Refractive error accounts for half of all visual impairment in Australia. Between 200,000 and 300,000 Australians have visual impairment as a result of under-corrected refractive error.

The most common forms of refractive error are:

  • ‘Hypermetropia’ or long sightedness, occurs when light focuses behind the retina causing blurred close and distance vision.
  • ‘Myopia’ or short sightedness, occurs when light focuses in front of the retina, causing blurred long distance vision.
  • ‘Astigmatism’ occurs when the curvature of the cornea or lens is non-uniform, causing uneven focus of light rays which results in blurred or distorted vision.
  • ‘Presbyopia’ occurs with age when the eyes’ natural lenses lose some flexibility and are less able to change focus easily, making close work more difficult. It is more common in people aged 40 years or more.

What are the causes?

The exact causes of refractive error are still being studied. Evidence suggests that there may be a genetic link.

What treatment is available?

Visual impairment from refractive error can be treated with correctly prescribed glasses or contact lenses. Laser treatment is also used to correct refractive error.

What research is being conducted?

Associate Professor Paul Baird heads CERA’s Ocular Genetics Unit. Associate Professor Baird is a molecular geneticist and is a leading expert in visual science genetics.

The Ocular Genetics Unit is conducting a number of research programs to identify the genes thought to be responsible for common eye diseases.
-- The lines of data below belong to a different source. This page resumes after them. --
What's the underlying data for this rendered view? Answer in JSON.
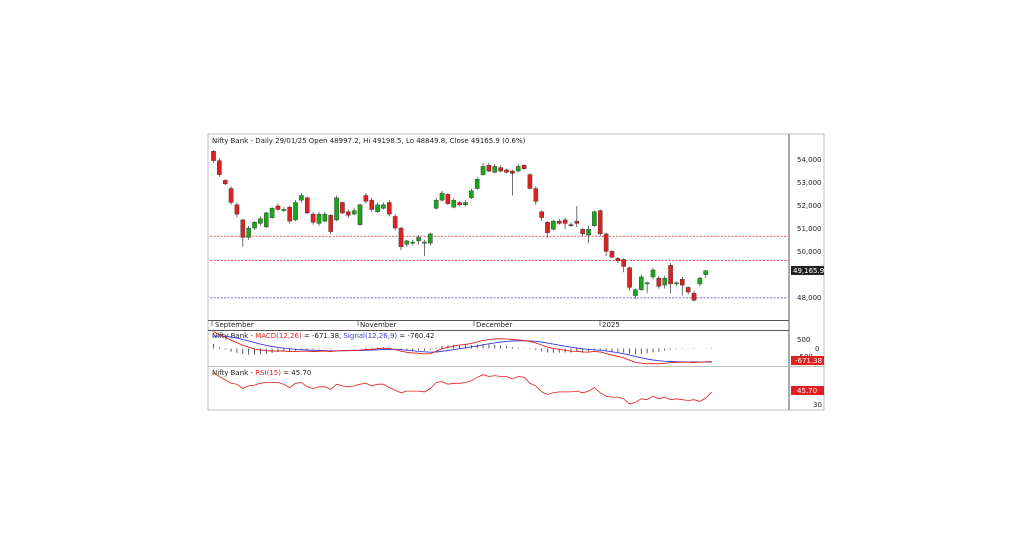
{
  "header": {
    "title": "Nifty Bank - Daily 29/01/25 Open 48997.2, Hi 49198.5, Lo 48849.8, Close 49165.9 (0.6%)"
  },
  "price_panel": {
    "y_ticks": [
      "54,000",
      "53,000",
      "52,000",
      "51,000",
      "50,000",
      "48,000"
    ],
    "last_price_label": "49,165.9"
  },
  "x_axis": {
    "labels": [
      "September",
      "November",
      "December",
      "2025"
    ]
  },
  "macd_panel": {
    "prefix": "Nifty Bank - ",
    "macd_label": "MACD(12,26)",
    "macd_value": " = -671.38, ",
    "signal_label": "Signal(12,26,9)",
    "signal_value": " = -760.42",
    "y_ticks": [
      "500",
      "0",
      "-500"
    ],
    "badge": "-671.38"
  },
  "rsi_panel": {
    "prefix": "Nifty Bank - ",
    "rsi_label": "RSI(15)",
    "rsi_value": " = 45.70",
    "y_ticks": [
      "30"
    ],
    "badge": "45.70"
  },
  "colors": {
    "up": "#19a619",
    "down": "#e02020",
    "macd": "#e02020",
    "signal": "#3b3bdf",
    "rsi": "#e02020",
    "ref_red": "#e02020",
    "ref_blue": "#3b3bdf",
    "badge_bg": "#e02020",
    "price_badge_bg": "#222222"
  },
  "chart_data": [
    {
      "type": "candlestick",
      "title": "Nifty Bank - Daily 29/01/25 Open 48997.2, Hi 49198.5, Lo 48849.8, Close 49165.9 (0.6%)",
      "ylim": [
        47050,
        55000
      ],
      "reference_lines": [
        {
          "value": 50650,
          "color": "red",
          "style": "dotted"
        },
        {
          "value": 49600,
          "color": "red",
          "style": "dotted"
        },
        {
          "value": 48000,
          "color": "blue",
          "style": "dotted"
        }
      ],
      "candles": [
        [
          54300,
          53900,
          54350,
          53800
        ],
        [
          53900,
          53300,
          54000,
          53200
        ],
        [
          53050,
          52900,
          53100,
          52850
        ],
        [
          52700,
          52100,
          52800,
          52000
        ],
        [
          52000,
          51600,
          52100,
          51450
        ],
        [
          51350,
          50600,
          51400,
          50200
        ],
        [
          50600,
          51000,
          51100,
          50500
        ],
        [
          51000,
          51250,
          51300,
          50900
        ],
        [
          51200,
          51400,
          51500,
          51100
        ],
        [
          51050,
          51650,
          51700,
          51000
        ],
        [
          51450,
          51850,
          51900,
          51400
        ],
        [
          51950,
          51800,
          52050,
          51750
        ],
        [
          51750,
          51800,
          51900,
          51700
        ],
        [
          51900,
          51300,
          51950,
          51200
        ],
        [
          51350,
          52100,
          52200,
          51300
        ],
        [
          52200,
          52400,
          52500,
          52100
        ],
        [
          52300,
          51650,
          52350,
          51600
        ],
        [
          51600,
          51250,
          51700,
          51150
        ],
        [
          51200,
          51600,
          51700,
          51100
        ],
        [
          51300,
          51600,
          51700,
          51250
        ],
        [
          51550,
          50850,
          51600,
          50750
        ],
        [
          51350,
          52300,
          52400,
          51300
        ],
        [
          52100,
          51650,
          52150,
          51600
        ],
        [
          51700,
          51550,
          51800,
          51450
        ],
        [
          51600,
          51750,
          51850,
          51550
        ],
        [
          51150,
          52000,
          52050,
          51100
        ],
        [
          52400,
          52150,
          52500,
          52050
        ],
        [
          52200,
          51800,
          52300,
          51700
        ],
        [
          51700,
          52000,
          52100,
          51650
        ],
        [
          51850,
          52000,
          52100,
          51800
        ],
        [
          52100,
          51600,
          52200,
          51500
        ],
        [
          51500,
          51000,
          51600,
          50900
        ],
        [
          51000,
          50200,
          51050,
          50050
        ],
        [
          50300,
          50450,
          50500,
          50200
        ],
        [
          50350,
          50400,
          50500,
          50250
        ],
        [
          50450,
          50600,
          50700,
          50300
        ],
        [
          50350,
          50400,
          50500,
          49800
        ],
        [
          50350,
          50750,
          50800,
          50250
        ],
        [
          51850,
          52200,
          52300,
          51800
        ],
        [
          52200,
          52500,
          52600,
          52150
        ],
        [
          52450,
          52050,
          52500,
          52000
        ],
        [
          51900,
          52200,
          52300,
          51850
        ],
        [
          52100,
          52000,
          52150,
          51950
        ],
        [
          52000,
          52100,
          52200,
          51950
        ],
        [
          52300,
          52600,
          52700,
          52250
        ],
        [
          52700,
          53100,
          53200,
          52650
        ],
        [
          53300,
          53650,
          53800,
          53250
        ],
        [
          53700,
          53450,
          53800,
          53400
        ],
        [
          53400,
          53650,
          53750,
          53350
        ],
        [
          53600,
          53450,
          53700,
          53400
        ],
        [
          53500,
          53400,
          53550,
          53350
        ],
        [
          53450,
          53350,
          53500,
          52400
        ],
        [
          53450,
          53650,
          53750,
          53400
        ],
        [
          53700,
          53550,
          53750,
          53500
        ],
        [
          53300,
          52700,
          53350,
          52650
        ],
        [
          52700,
          52150,
          52800,
          52000
        ],
        [
          51700,
          51450,
          51750,
          51300
        ],
        [
          51250,
          50800,
          51300,
          50600
        ],
        [
          50950,
          51300,
          51350,
          50900
        ],
        [
          51300,
          51200,
          51400,
          51150
        ],
        [
          51350,
          51200,
          51450,
          50950
        ],
        [
          51150,
          51100,
          51250,
          51050
        ],
        [
          51300,
          51200,
          51950,
          51050
        ],
        [
          50950,
          50750,
          51000,
          50650
        ],
        [
          50700,
          50950,
          51100,
          50350
        ],
        [
          51100,
          51700,
          51750,
          51050
        ],
        [
          51750,
          50750,
          51800,
          50650
        ],
        [
          50750,
          50000,
          50800,
          49800
        ],
        [
          50000,
          49750,
          50050,
          49700
        ],
        [
          49700,
          49600,
          49750,
          49500
        ],
        [
          49650,
          49350,
          49700,
          49100
        ],
        [
          49300,
          48450,
          49350,
          48300
        ],
        [
          48100,
          48350,
          48400,
          47950
        ],
        [
          48350,
          48900,
          49000,
          48300
        ],
        [
          48600,
          48650,
          48700,
          48200
        ],
        [
          48900,
          49200,
          49300,
          48800
        ],
        [
          48850,
          48500,
          48950,
          48400
        ],
        [
          48550,
          48850,
          48950,
          48400
        ],
        [
          49400,
          48600,
          49500,
          48200
        ],
        [
          48600,
          48650,
          48700,
          48500
        ],
        [
          48800,
          48550,
          48900,
          48100
        ],
        [
          48450,
          48250,
          48500,
          48150
        ],
        [
          48200,
          47900,
          48300,
          47850
        ],
        [
          48600,
          48850,
          48900,
          48500
        ],
        [
          48997.2,
          49165.9,
          49198.5,
          48849.8
        ]
      ]
    },
    {
      "type": "line",
      "title": "MACD(12,26) = -671.38, Signal(12,26,9) = -760.42",
      "ylim": [
        -900,
        900
      ],
      "series": [
        {
          "name": "MACD(12,26)",
          "values": [
            870,
            722,
            576,
            426,
            299,
            171,
            68,
            -19,
            -75,
            -115,
            -129,
            -126,
            -130,
            -162,
            -158,
            -137,
            -138,
            -152,
            -144,
            -130,
            -155,
            -122,
            -110,
            -105,
            -94,
            -85,
            -52,
            -39,
            -11,
            14,
            -1,
            -57,
            -140,
            -193,
            -232,
            -242,
            -278,
            -265,
            -140,
            -12,
            60,
            135,
            175,
            208,
            262,
            332,
            419,
            460,
            489,
            502,
            496,
            464,
            442,
            418,
            359,
            288,
            178,
            72,
            4,
            -44,
            -87,
            -138,
            -145,
            -180,
            -186,
            -150,
            -182,
            -262,
            -336,
            -402,
            -476,
            -600,
            -714,
            -758,
            -787,
            -779,
            -786,
            -767,
            -726,
            -710,
            -706,
            -703,
            -721,
            -699,
            -686,
            -671
          ]
        },
        {
          "name": "Signal(12,26,9)",
          "values": [
            630,
            648,
            634,
            592,
            533,
            461,
            382,
            302,
            227,
            158,
            101,
            56,
            19,
            -17,
            -45,
            -63,
            -78,
            -93,
            -103,
            -108,
            -118,
            -119,
            -117,
            -115,
            -110,
            -105,
            -94,
            -83,
            -69,
            -52,
            -42,
            -45,
            -64,
            -90,
            -118,
            -143,
            -170,
            -189,
            -179,
            -146,
            -105,
            -57,
            -10,
            34,
            80,
            130,
            188,
            242,
            290,
            333,
            365,
            385,
            396,
            400,
            392,
            371,
            332,
            280,
            225,
            171,
            119,
            68,
            26,
            -15,
            -50,
            -69,
            -92,
            -126,
            -168,
            -215,
            -267,
            -334,
            -410,
            -480,
            -541,
            -589,
            -628,
            -656,
            -670,
            -678,
            -683,
            -688,
            -694,
            -697,
            -699,
            -695
          ]
        },
        {
          "name": "Histogram",
          "values": [
            240,
            74,
            -58,
            -166,
            -234,
            -290,
            -314,
            -321,
            -302,
            -273,
            -230,
            -182,
            -149,
            -145,
            -113,
            -74,
            -60,
            -59,
            -41,
            -22,
            -37,
            -3,
            7,
            10,
            16,
            20,
            42,
            44,
            58,
            66,
            41,
            -12,
            -76,
            -103,
            -114,
            -99,
            -108,
            -76,
            39,
            134,
            165,
            192,
            185,
            174,
            182,
            202,
            231,
            218,
            199,
            169,
            131,
            79,
            46,
            18,
            -33,
            -83,
            -154,
            -208,
            -221,
            -215,
            -206,
            -206,
            -171,
            -165,
            -136,
            -81,
            -90,
            -136,
            -168,
            -187,
            -209,
            -266,
            -304,
            -278,
            -246,
            -190,
            -158,
            -111,
            -56,
            -32,
            -23,
            -15,
            -27,
            -2,
            13,
            24
          ]
        }
      ]
    },
    {
      "type": "line",
      "title": "RSI(15) = 45.70",
      "ylim": [
        25,
        75
      ],
      "series": [
        {
          "name": "RSI(15)",
          "values": [
            68,
            64,
            60,
            56,
            55,
            50,
            53,
            54,
            56,
            57,
            57,
            57,
            55,
            51,
            56,
            57,
            52,
            50,
            52,
            52,
            49,
            55,
            53,
            52,
            53,
            55,
            56,
            53,
            55,
            55,
            51,
            48,
            45,
            47,
            47,
            47,
            46,
            50,
            57,
            58,
            55,
            56,
            56,
            57,
            59,
            63,
            66,
            64,
            65,
            64,
            64,
            61,
            64,
            63,
            56,
            53,
            46,
            43,
            45,
            46,
            46,
            46,
            47,
            45,
            47,
            51,
            45,
            41,
            40,
            40,
            38,
            32,
            34,
            38,
            37,
            41,
            38,
            40,
            37,
            38,
            37,
            36,
            37,
            35,
            39,
            45.7
          ]
        }
      ]
    }
  ]
}
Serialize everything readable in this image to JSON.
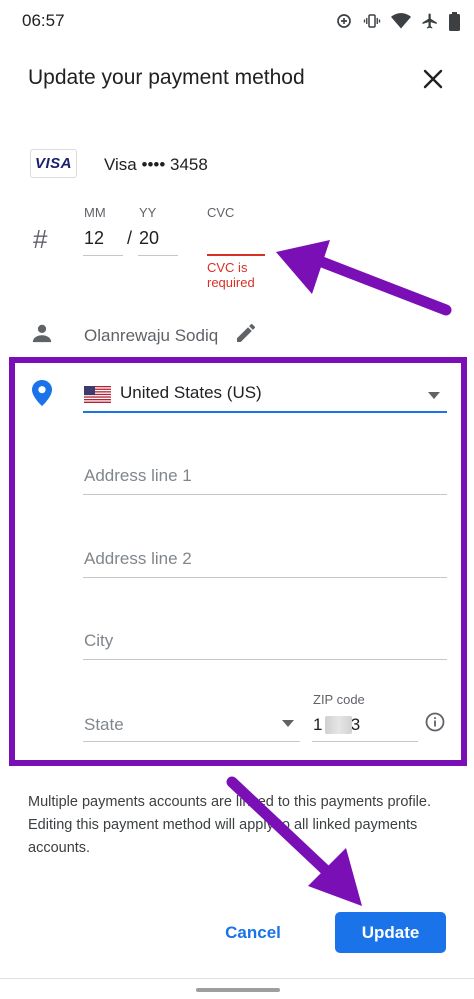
{
  "status_bar": {
    "time": "06:57",
    "icons": [
      "data-saver-icon",
      "vibrate-icon",
      "wifi-icon",
      "airplane-icon",
      "battery-icon"
    ]
  },
  "dialog": {
    "title": "Update your payment method"
  },
  "card": {
    "brand_logo": "VISA",
    "label": "Visa •••• 3458"
  },
  "expiry": {
    "mm_label": "MM",
    "mm_value": "12",
    "separator": "/",
    "yy_label": "YY",
    "yy_value": "20",
    "cvc_label": "CVC",
    "cvc_value": "",
    "cvc_error": "CVC is required"
  },
  "name": {
    "value": "Olanrewaju Sodiq"
  },
  "address": {
    "country": "United States (US)",
    "address_line1_placeholder": "Address line 1",
    "address_line2_placeholder": "Address line 2",
    "city_placeholder": "City",
    "state_placeholder": "State",
    "zip_label": "ZIP code",
    "zip_value": "1    23"
  },
  "info_text": "Multiple payments accounts are linked to this payments profile. Editing this payment method will apply to all linked payments accounts.",
  "actions": {
    "cancel_label": "Cancel",
    "update_label": "Update"
  },
  "colors": {
    "accent": "#1a73e8",
    "error": "#d93025",
    "annotation": "#7b0fb6"
  }
}
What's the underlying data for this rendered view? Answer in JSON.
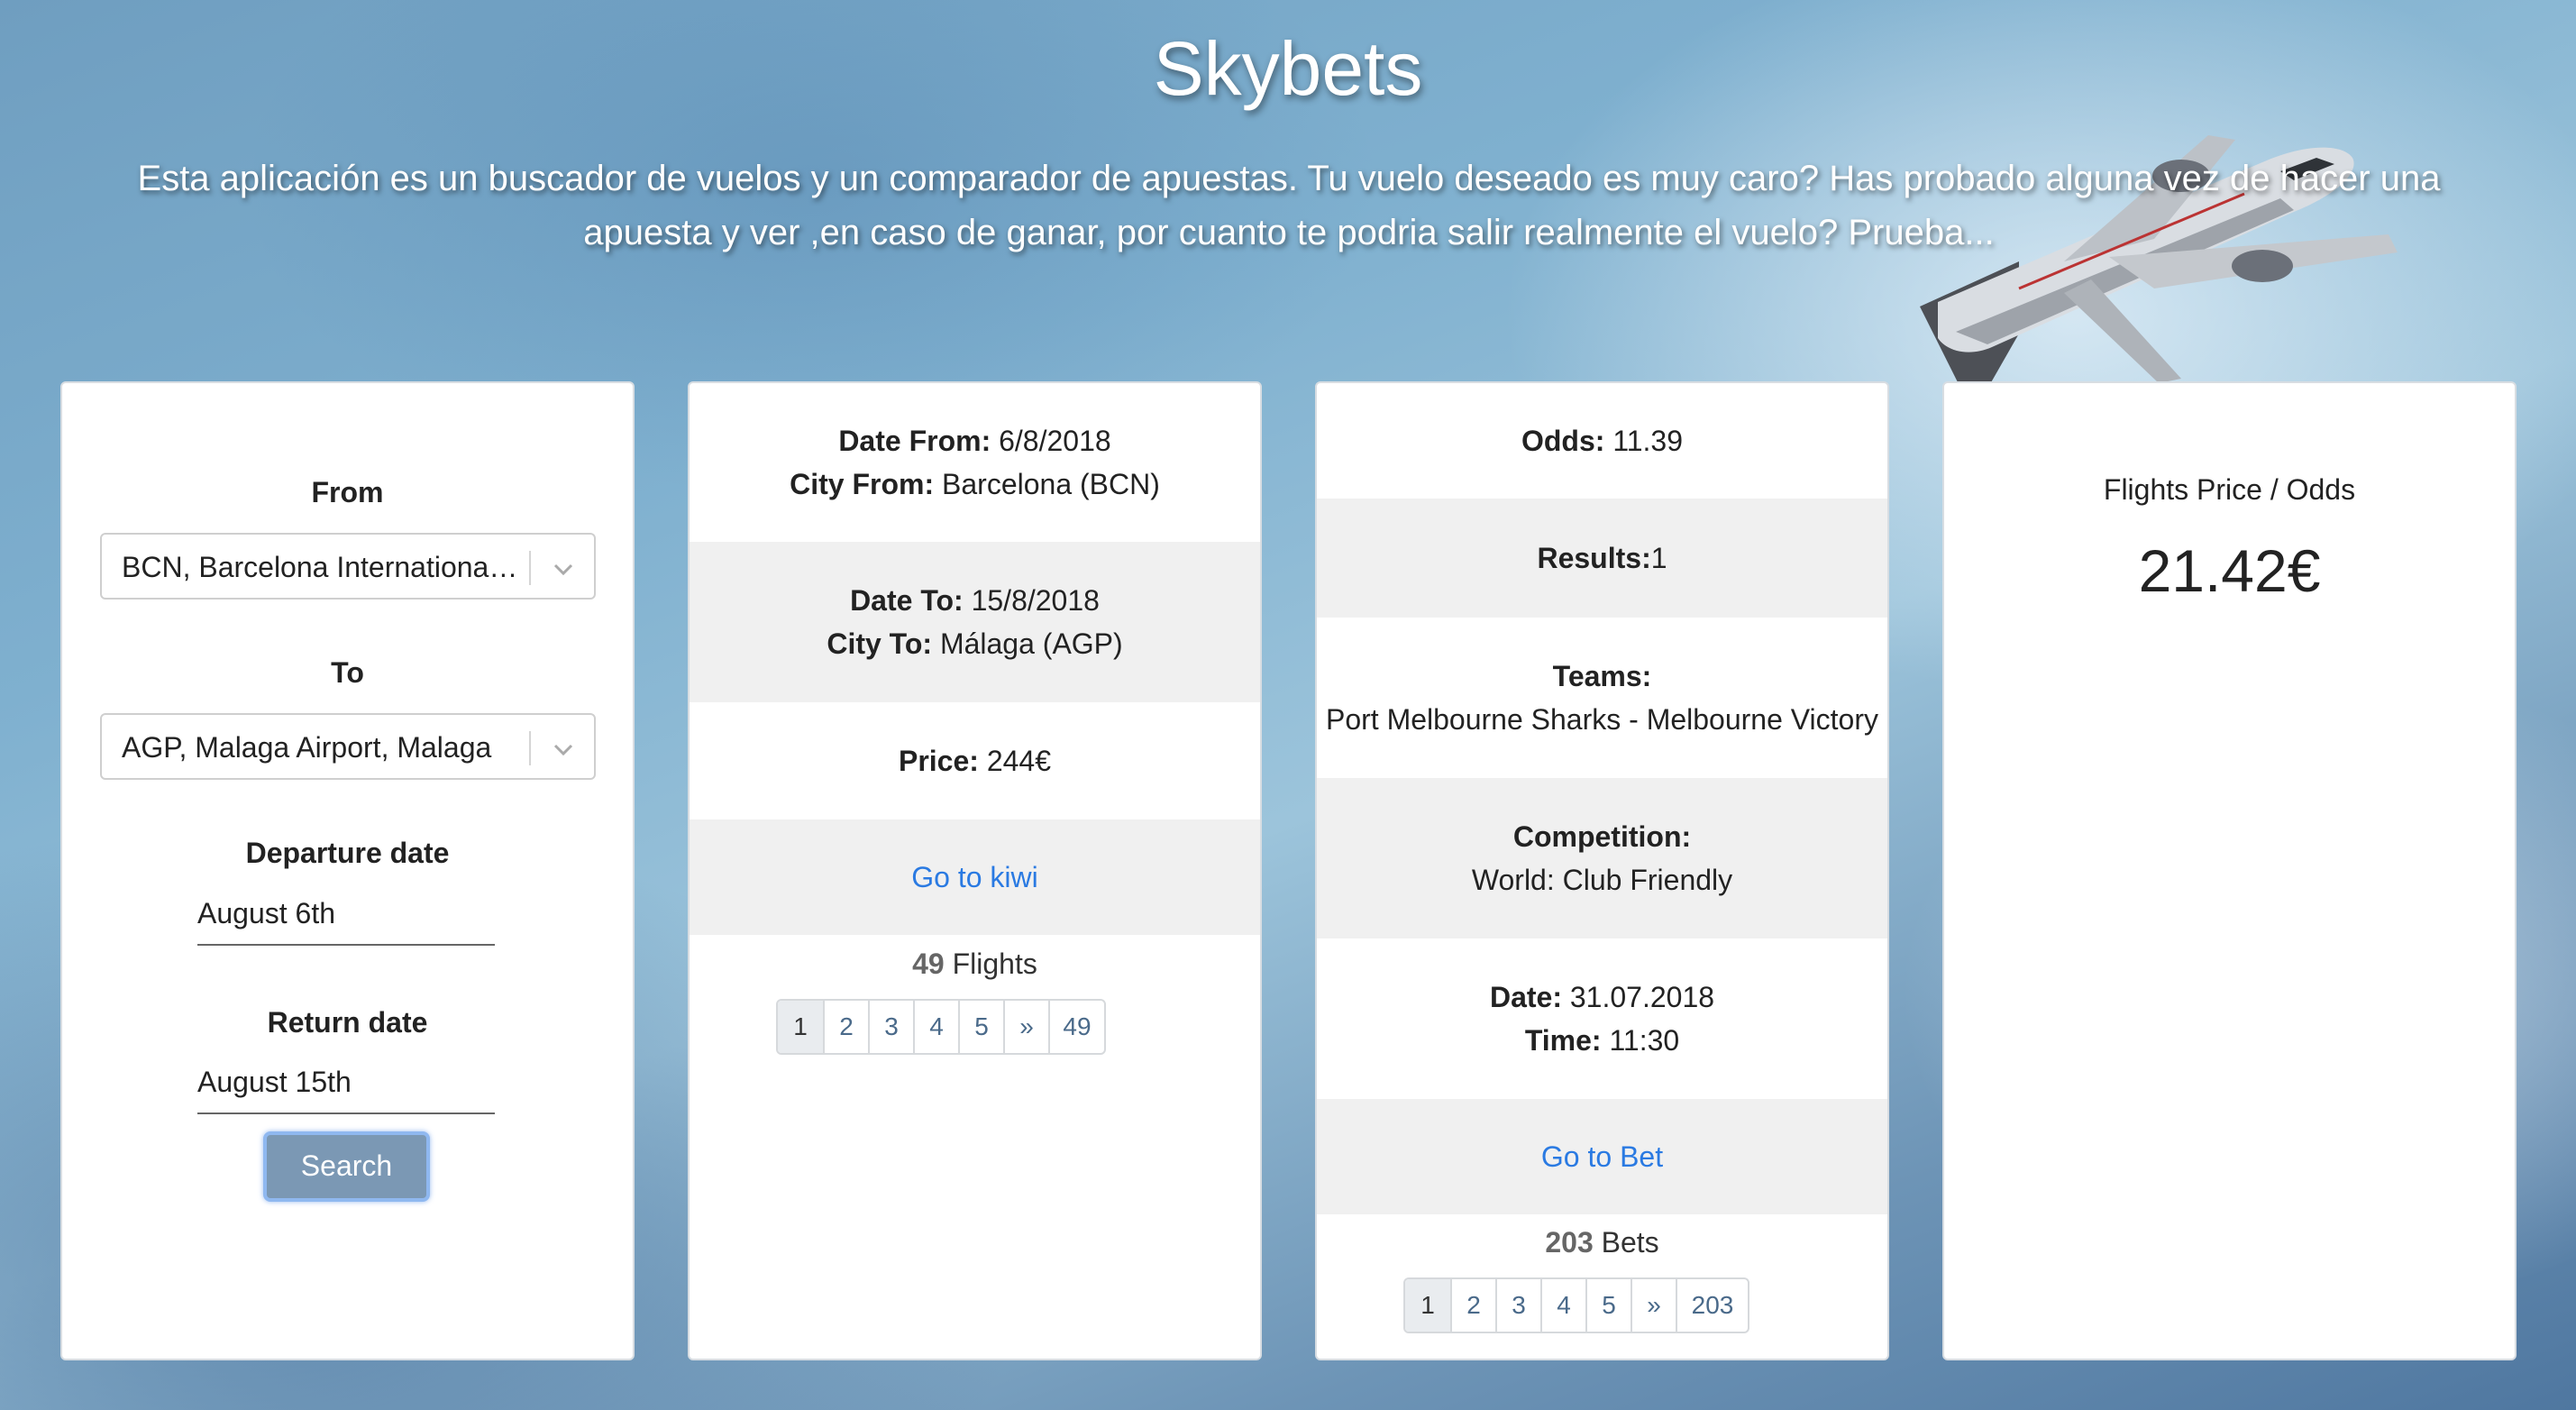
{
  "app": {
    "title": "Skybets",
    "description": "Esta aplicación es un buscador de vuelos y un comparador de apuestas. Tu vuelo deseado es muy caro? Has probado alguna vez de hacer una apuesta y ver ,en caso de ganar, por cuanto te podria salir realmente el vuelo? Prueba..."
  },
  "search": {
    "from_label": "From",
    "from_value": "BCN, Barcelona International Airport, Barcelona",
    "to_label": "To",
    "to_value": "AGP, Malaga Airport, Malaga",
    "departure_label": "Departure date",
    "departure_value": "August 6th",
    "return_label": "Return date",
    "return_value": "August 15th",
    "button_label": "Search"
  },
  "flight": {
    "date_from_label": "Date From:",
    "date_from": "6/8/2018",
    "city_from_label": "City From:",
    "city_from": "Barcelona (BCN)",
    "date_to_label": "Date To:",
    "date_to": "15/8/2018",
    "city_to_label": "City To:",
    "city_to": "Málaga (AGP)",
    "price_label": "Price:",
    "price": "244€",
    "link_label": "Go to kiwi",
    "count": "49",
    "count_suffix": "Flights",
    "pages": [
      "1",
      "2",
      "3",
      "4",
      "5",
      "»",
      "49"
    ]
  },
  "bet": {
    "odds_label": "Odds:",
    "odds": "11.39",
    "results_label": "Results:",
    "results": "1",
    "teams_label": "Teams:",
    "teams": "Port Melbourne Sharks - Melbourne Victory",
    "competition_label": "Competition:",
    "competition": "World: Club Friendly",
    "date_label": "Date:",
    "date": "31.07.2018",
    "time_label": "Time:",
    "time": "11:30",
    "link_label": "Go to Bet",
    "count": "203",
    "count_suffix": "Bets",
    "pages": [
      "1",
      "2",
      "3",
      "4",
      "5",
      "»",
      "203"
    ]
  },
  "ratio": {
    "label": "Flights Price / Odds",
    "value": "21.42€"
  },
  "colors": {
    "link": "#2a7ae2",
    "button": "#7b98b4",
    "row_shade": "#f0f0f0"
  }
}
Researchers recently completed the world’s largest study of myopia, using twins.

How can I help?

You can support refractive error research at CERA by making a donation.